The prescription bottles in my medicine cabinet are talking to me, my esophagus is craving the burn of alcohol, and every sharp edge gets a little too close to my skin.

The sun is a little too bright, and happiness is a little too sweet. Life is so boring without drugs.

My sobriety clock is haunting me. The numbers are holding me hostage and taunting me. I’m watching the seconds tick time away, counting down to when I lose this battle.

The chips in my drawer are a useless reminder of bad coffee and uncomfortable chairs. The months they represent have lost their meaning. I’d rather use them for poker.

I’m starting to forget why I’m sober. This isn’t what I thought it would be like. Were the nights I can’t remember really so bad? Do I really care about my damaged body? Do I really need any friends and family around to judge me? Was any of this worth it?

I don’t want to relapse… but it feels like everything that’s supposed to help is turning against me.

#AddictionRecovery #Addiction #Depression #Anxiety #Selfharm #OpioidAddiction #AlcoholDependence


Day 1 w/o alcohol
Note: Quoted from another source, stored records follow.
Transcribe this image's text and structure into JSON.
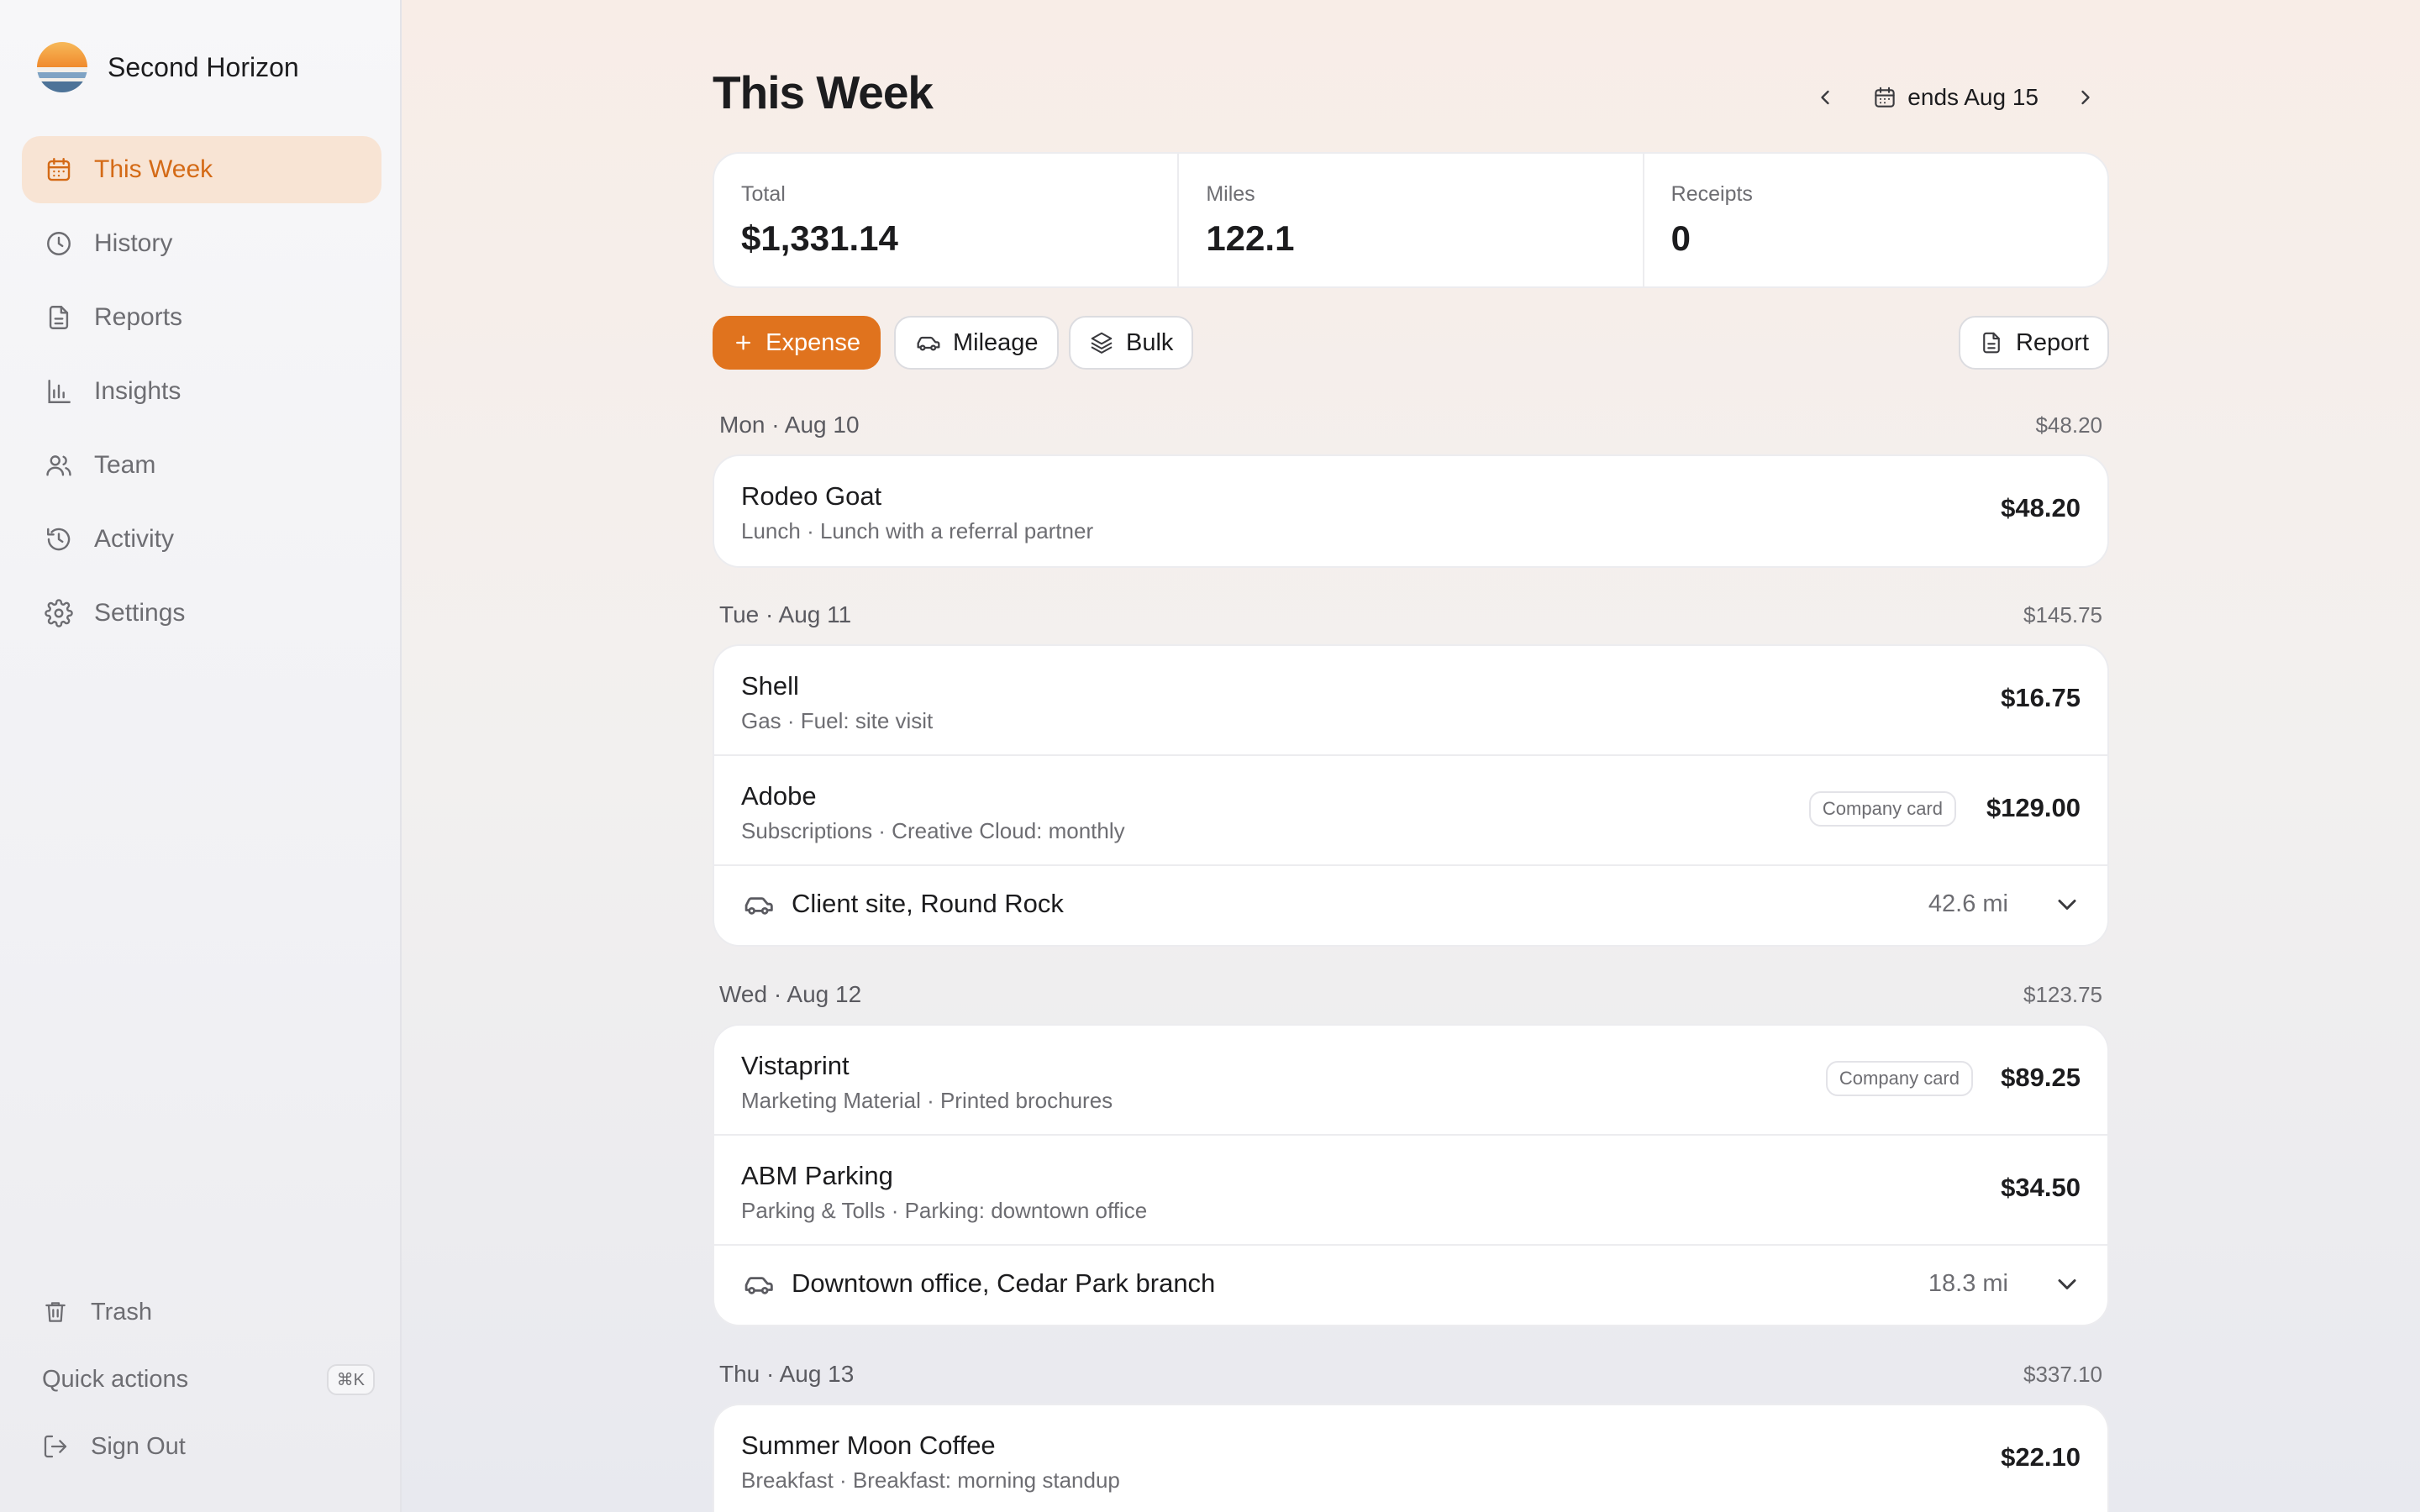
{
  "app": {
    "name": "Second Horizon"
  },
  "sidebar": {
    "items": [
      {
        "label": "This Week",
        "icon": "calendar-icon",
        "active": true
      },
      {
        "label": "History",
        "icon": "clock-icon"
      },
      {
        "label": "Reports",
        "icon": "document-icon"
      },
      {
        "label": "Insights",
        "icon": "bar-chart-icon"
      },
      {
        "label": "Team",
        "icon": "users-icon"
      },
      {
        "label": "Activity",
        "icon": "history-icon"
      },
      {
        "label": "Settings",
        "icon": "gear-icon"
      }
    ],
    "bottom": {
      "trash": "Trash",
      "quick_actions": "Quick actions",
      "quick_actions_shortcut": "⌘K",
      "sign_out": "Sign Out"
    }
  },
  "header": {
    "title": "This Week",
    "week_label": "ends Aug 15"
  },
  "stats": [
    {
      "label": "Total",
      "value": "$1,331.14"
    },
    {
      "label": "Miles",
      "value": "122.1"
    },
    {
      "label": "Receipts",
      "value": "0"
    }
  ],
  "actions": {
    "expense": "Expense",
    "mileage": "Mileage",
    "bulk": "Bulk",
    "report": "Report"
  },
  "days": [
    {
      "title": "Mon · Aug 10",
      "total": "$48.20",
      "entries": [
        {
          "merchant": "Rodeo Goat",
          "subtitle": "Lunch · Lunch with a referral partner",
          "amount": "$48.20"
        }
      ]
    },
    {
      "title": "Tue · Aug 11",
      "total": "$145.75",
      "entries": [
        {
          "merchant": "Shell",
          "subtitle": "Gas · Fuel: site visit",
          "amount": "$16.75"
        },
        {
          "merchant": "Adobe",
          "subtitle": "Subscriptions · Creative Cloud: monthly",
          "amount": "$129.00",
          "badge": "Company card"
        }
      ],
      "mileage": {
        "name": "Client site, Round Rock",
        "distance": "42.6 mi"
      }
    },
    {
      "title": "Wed · Aug 12",
      "total": "$123.75",
      "entries": [
        {
          "merchant": "Vistaprint",
          "subtitle": "Marketing Material · Printed brochures",
          "amount": "$89.25",
          "badge": "Company card"
        },
        {
          "merchant": "ABM Parking",
          "subtitle": "Parking & Tolls · Parking: downtown office",
          "amount": "$34.50"
        }
      ],
      "mileage": {
        "name": "Downtown office, Cedar Park branch",
        "distance": "18.3 mi"
      }
    },
    {
      "title": "Thu · Aug 13",
      "total": "$337.10",
      "entries": [
        {
          "merchant": "Summer Moon Coffee",
          "subtitle": "Breakfast · Breakfast: morning standup",
          "amount": "$22.10"
        }
      ]
    }
  ],
  "colors": {
    "accent": "#e0731e",
    "active_nav_bg": "#f8e4d4",
    "active_nav_text": "#d46a16"
  }
}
Decided it was time to start regaining my health, drinking was making me super anxious and was declining at work because of it. Just taking it one day at a time. #dualdiagnosis #Bipolar2Disorder #AlcoholDependence #AlcoholAbuse